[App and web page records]
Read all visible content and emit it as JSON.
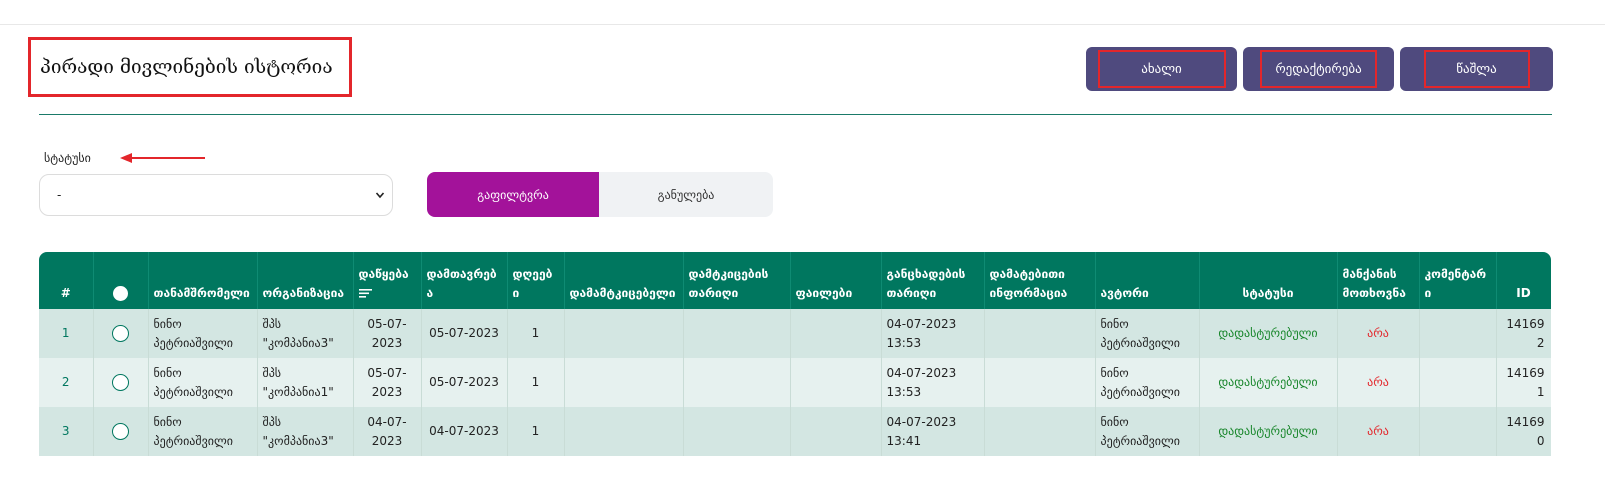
{
  "header": {
    "title": "პირადი მივლინების ისტორია",
    "buttons": {
      "new": "ახალი",
      "edit": "რედაქტირება",
      "delete": "წაშლა"
    }
  },
  "filters": {
    "status_label": "სტატუსი",
    "status_value": "-",
    "filter_button": "გაფილტვრა",
    "clear_button": "განულება"
  },
  "table": {
    "columns": {
      "num": "#",
      "employee": "თანამშრომელი",
      "organization": "ორგანიზაცია",
      "start": "დაწყება",
      "end": "დამთავრება",
      "days": "დღეები",
      "approver": "დამამტკიცებელი",
      "approval_date": "დამტკიცების თარიღი",
      "files": "ფაილები",
      "application_date": "განცხადების თარიღი",
      "additional_info": "დამატებითი ინფორმაცია",
      "author": "ავტორი",
      "status": "სტატუსი",
      "car_request": "მანქანის მოთხოვნა",
      "comment": "კომენტარი",
      "id": "ID"
    },
    "rows": [
      {
        "num": "1",
        "employee": "ნინო პეტრიაშვილი",
        "organization": "შპს \"კომპანია3\"",
        "start": "05-07-2023",
        "end": "05-07-2023",
        "days": "1",
        "approver": "",
        "approval_date": "",
        "files": "",
        "application_date": "04-07-2023 13:53",
        "additional_info": "",
        "author": "ნინო პეტრიაშვილი",
        "status": "დადასტურებული",
        "car_request": "არა",
        "comment": "",
        "id": "141692"
      },
      {
        "num": "2",
        "employee": "ნინო პეტრიაშვილი",
        "organization": "შპს \"კომპანია1\"",
        "start": "05-07-2023",
        "end": "05-07-2023",
        "days": "1",
        "approver": "",
        "approval_date": "",
        "files": "",
        "application_date": "04-07-2023 13:53",
        "additional_info": "",
        "author": "ნინო პეტრიაშვილი",
        "status": "დადასტურებული",
        "car_request": "არა",
        "comment": "",
        "id": "141691"
      },
      {
        "num": "3",
        "employee": "ნინო პეტრიაშვილი",
        "organization": "შპს \"კომპანია3\"",
        "start": "04-07-2023",
        "end": "04-07-2023",
        "days": "1",
        "approver": "",
        "approval_date": "",
        "files": "",
        "application_date": "04-07-2023 13:41",
        "additional_info": "",
        "author": "ნინო პეტრიაშვილი",
        "status": "დადასტურებული",
        "car_request": "არა",
        "comment": "",
        "id": "141690"
      }
    ]
  },
  "colors": {
    "header_green": "#00775f",
    "button_purple": "#4f4a7e",
    "filter_magenta": "#a3129a",
    "highlight_red": "#e3262b"
  },
  "icons": {
    "sort": "sort-descending-icon",
    "select_all": "circle-dot-icon",
    "dropdown": "chevron-down-icon",
    "arrow": "arrow-left-icon"
  }
}
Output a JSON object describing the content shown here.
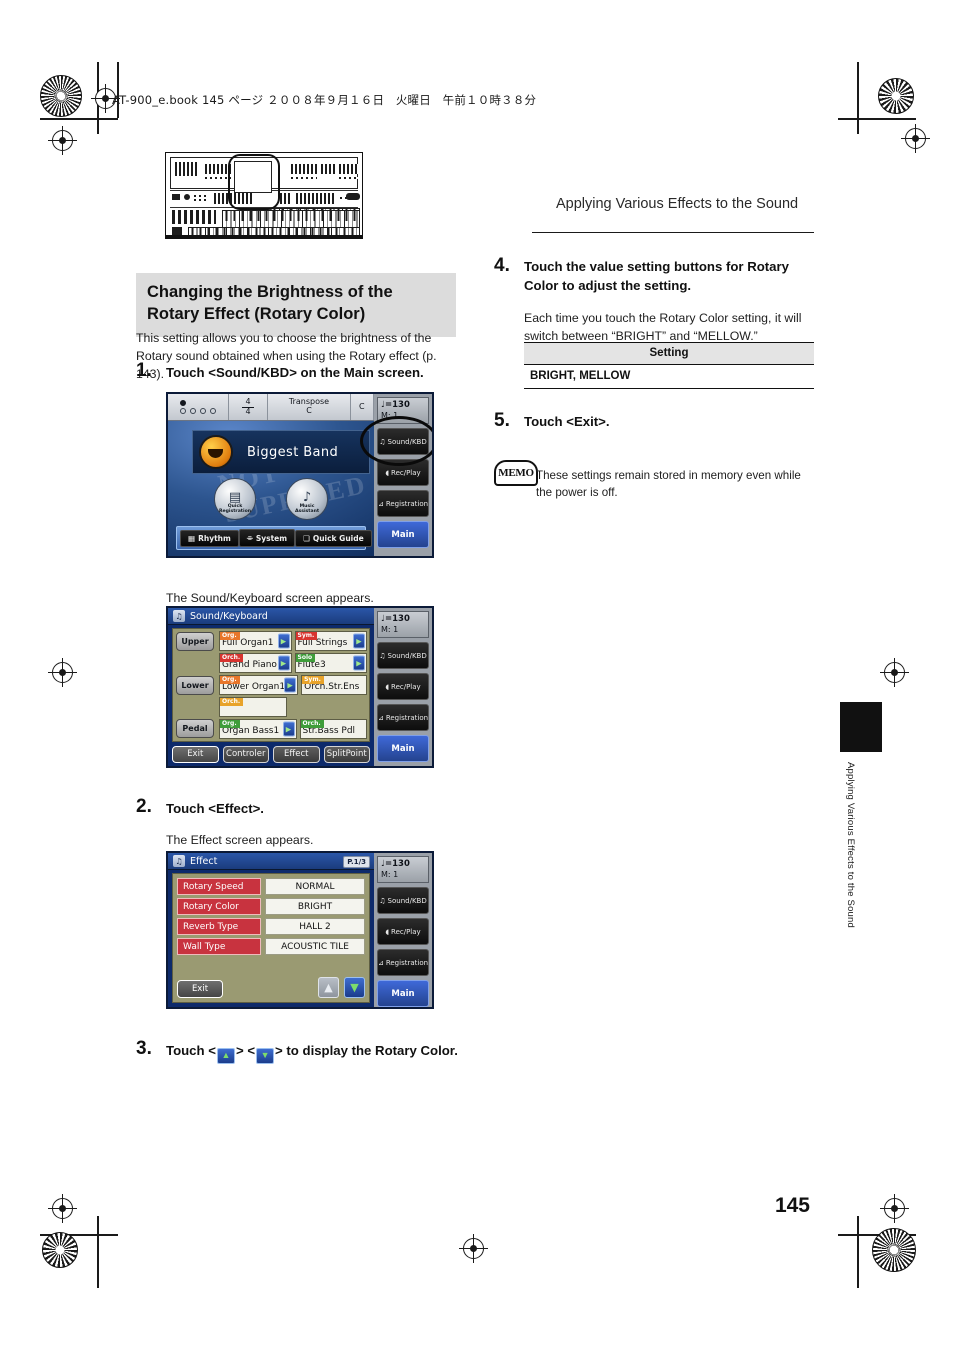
{
  "print": {
    "book_header": "AT-900_e.book  145 ページ  ２００８年９月１６日　火曜日　午前１０時３８分"
  },
  "running_head": "Applying Various Effects to the Sound",
  "section": {
    "title": "Changing the Brightness of the Rotary Effect (Rotary Color)",
    "intro": "This setting allows you to choose the brightness of the Rotary sound obtained when using the Rotary effect (p. 143)."
  },
  "steps": {
    "s1": {
      "num": "1.",
      "head": "Touch <Sound/KBD> on the Main screen.",
      "after": "The Sound/Keyboard screen appears."
    },
    "s2": {
      "num": "2.",
      "head": "Touch <Effect>.",
      "after": "The Effect screen appears."
    },
    "s3": {
      "num": "3.",
      "head_a": "Touch <",
      "head_b": "> <",
      "head_c": "> to display the Rotary Color."
    },
    "s4": {
      "num": "4.",
      "head": "Touch the value setting buttons for Rotary Color to adjust the setting.",
      "body": "Each time you touch the Rotary Color setting, it will switch between “BRIGHT” and “MELLOW.”"
    },
    "s5": {
      "num": "5.",
      "head": "Touch <Exit>."
    }
  },
  "setting_table": {
    "header": "Setting",
    "rows": [
      "BRIGHT, MELLOW"
    ]
  },
  "memo": {
    "badge": "MEMO",
    "text": "These settings remain stored in memory even while the power is off."
  },
  "main_screen": {
    "beat_numerator": "4",
    "beat_denominator": "4",
    "transpose_label": "Transpose",
    "transpose_value": "C",
    "key_value": "C",
    "tempo_line1": "♩=130",
    "tempo_line2": "M:      1",
    "song_title": "Biggest Band",
    "watermark": "NOT SUPPLIED",
    "round_icons": [
      {
        "line1": "Quick",
        "line2": "Registration",
        "glyph": "▤"
      },
      {
        "line1": "Music",
        "line2": "Assistant",
        "glyph": "♪"
      }
    ],
    "bottom_buttons": [
      {
        "label": "Rhythm",
        "glyph": "▦"
      },
      {
        "label": "System",
        "glyph": "⌯"
      },
      {
        "label": "Quick Guide",
        "glyph": "❏"
      }
    ],
    "side_buttons": [
      {
        "label": "Sound/KBD",
        "glyph": "♫"
      },
      {
        "label": "Rec/Play",
        "glyph": "◖"
      },
      {
        "label": "Registration",
        "glyph": "⊿"
      }
    ],
    "main_button": "Main"
  },
  "sound_keyboard_screen": {
    "title": "Sound/Keyboard",
    "tempo_line1": "♩=130",
    "tempo_line2": "M:      1",
    "parts": [
      "Upper",
      "Lower",
      "Pedal"
    ],
    "tone_rows": [
      {
        "left": {
          "cat": "Org.",
          "cat_color": "#e8762a",
          "name": "Full Organ1",
          "arrow": true
        },
        "right": {
          "cat": "Sym.",
          "cat_color": "#d8342f",
          "name": "Full Strings",
          "arrow": true
        }
      },
      {
        "left": {
          "cat": "Orch.",
          "cat_color": "#d8342f",
          "name": "Grand Piano",
          "arrow": true
        },
        "right": {
          "cat": "Solo",
          "cat_color": "#3f9d3a",
          "name": "Flute3",
          "arrow": true
        }
      },
      {
        "left": {
          "cat": "Org.",
          "cat_color": "#e8762a",
          "name": "Lower Organ1",
          "arrow": true
        },
        "right": {
          "cat": "Sym.",
          "cat_color": "#e8a32a",
          "name": "Orch.Str.Ens",
          "arrow": false
        }
      },
      {
        "left": {
          "cat": "Orch.",
          "cat_color": "#e8a32a",
          "name": "",
          "arrow": false
        },
        "right": {
          "cat": "",
          "cat_color": "#e8a32a",
          "name": "",
          "arrow": false
        }
      },
      {
        "left": {
          "cat": "Org.",
          "cat_color": "#3f9d3a",
          "name": "Organ Bass1",
          "arrow": true
        },
        "right": {
          "cat": "Orch.",
          "cat_color": "#3f9d3a",
          "name": "Str.Bass Pdl",
          "arrow": false
        }
      }
    ],
    "bottom_tabs": [
      "Exit",
      "Controler",
      "Effect",
      "SplitPoint"
    ],
    "side_buttons": [
      {
        "label": "Sound/KBD",
        "glyph": "♫"
      },
      {
        "label": "Rec/Play",
        "glyph": "◖"
      },
      {
        "label": "Registration",
        "glyph": "⊿"
      }
    ],
    "main_button": "Main"
  },
  "effect_screen": {
    "title": "Effect",
    "page_chip": "P.1/3",
    "tempo_line1": "♩=130",
    "tempo_line2": "M:      1",
    "rows": [
      {
        "label": "Rotary Speed",
        "value": "NORMAL"
      },
      {
        "label": "Rotary Color",
        "value": "BRIGHT"
      },
      {
        "label": "Reverb Type",
        "value": "HALL 2"
      },
      {
        "label": "Wall Type",
        "value": "ACOUSTIC TILE"
      }
    ],
    "exit_label": "Exit",
    "arrow_up": "▲",
    "arrow_down": "▼",
    "side_buttons": [
      {
        "label": "Sound/KBD",
        "glyph": "♫"
      },
      {
        "label": "Rec/Play",
        "glyph": "◖"
      },
      {
        "label": "Registration",
        "glyph": "⊿"
      }
    ],
    "main_button": "Main"
  },
  "side_tab": {
    "text": "Applying Various Effects to the Sound"
  },
  "page_number": "145"
}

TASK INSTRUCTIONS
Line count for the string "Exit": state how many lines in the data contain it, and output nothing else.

ANSWER SPACE
3